The community must remember that the high court has taken note of the situation, a bench of Justices Ranjit More and Anuja Prabhudessai said.
The court also directed the Maharashtra State Backward Classes Commission to complete the collation of data related to the community’s socio-economic status, its analysis, and submission of its recommendations to the state, “as expeditiously as possible”.
“The matter is sub-judice and we have taken note of the situation. Due process is being followed by the commission and the state, and members of the community must remember this,” the court said.
“We hope and trust that the members (of the community) will not take law in their hands, or resort to extreme steps such as taking their own lives,” the bench said.
The court said it had read news reports of several agitators having committed suicide and that it was “very concerned” about it.
“They must remember that human life is very valuable and cannot be lost just like that,” the bench said.
The court was hearing a public interest litigation (PIL) filed by the Maratha Kranti Morcha, seeking reservation and directions to the backward classes commission to submit its recommendations to the state on entitlement of such quota expeditiously.
Several petitions were filed in 2014 and 2015 after the then Congress-NCP government had granted 16 per cent reservation in government jobs and education to the Maratha community.
While some of the petitions had opposed the decision, two petitions sought immediate implementation of the quota.
The state’s counsel, senior advocate Ravi Kadam, informed the bench on Tuesday that the commission had completed the collection of data from government agencies, village panchayats and educational institutes.
It had constituted a three-member panel to analyse the data and it was likely to submit its report to the backward classes commission by September 5, he said.
Kadam said the commission will then need time at least till November 15 to submit its recommendations to the state.
“The community must remember that the government can’t do anything hurriedly. Unless it has the commission’s recommendations, the government can’t take any decisions. The community must appreciate this,” he said.
The bench, however, said, “We are very concerned about the situation.
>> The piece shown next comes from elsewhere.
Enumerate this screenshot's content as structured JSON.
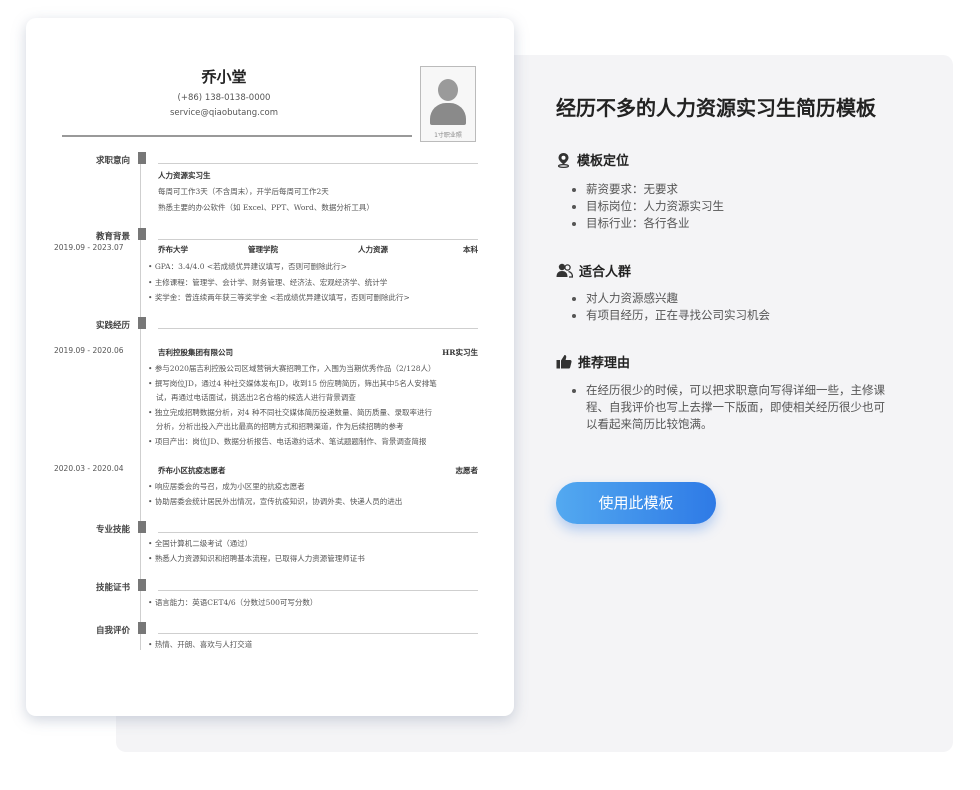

Considering the sensitivity of the issue, the commission and the state must act expeditiously.”
It directed the state to file a fresh progress report detailing the commission’s work, by September 10.
The politically-influential Maratha community, constituting around 30 per cent of the state’s population, has been agitating to press its demand for reservation in jobs and education.
The community had earlier taken out silent marches across the state to highlight their demands, prominently for reservation.
However, their latest round of agitation has taken a violent turn as protesters have resorted to violence and arson at separate places in Maharashtra.
A number of people from the community have committed suicide in support of the quota demand.
The Maratha outfits have also planned to launch a fresh round of protest from August 9 in support of their demand.